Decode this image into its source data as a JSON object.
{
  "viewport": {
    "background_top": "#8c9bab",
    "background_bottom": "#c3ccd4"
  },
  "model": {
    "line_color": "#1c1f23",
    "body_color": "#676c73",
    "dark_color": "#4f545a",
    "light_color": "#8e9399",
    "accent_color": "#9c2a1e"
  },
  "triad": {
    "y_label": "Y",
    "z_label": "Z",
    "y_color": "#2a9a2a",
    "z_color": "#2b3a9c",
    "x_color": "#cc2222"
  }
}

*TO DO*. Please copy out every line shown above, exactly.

*EXERCISE RESPONSE*.
Decode this image into its source data as a JSON object.
{
  "viewport": {
    "background_top": "#8c9bab",
    "background_bottom": "#c3ccd4"
  },
  "model": {
    "line_color": "#1c1f23",
    "body_color": "#676c73",
    "dark_color": "#4f545a",
    "light_color": "#8e9399",
    "accent_color": "#9c2a1e"
  },
  "triad": {
    "y_label": "Y",
    "z_label": "Z",
    "y_color": "#2a9a2a",
    "z_color": "#2b3a9c",
    "x_color": "#cc2222"
  }
}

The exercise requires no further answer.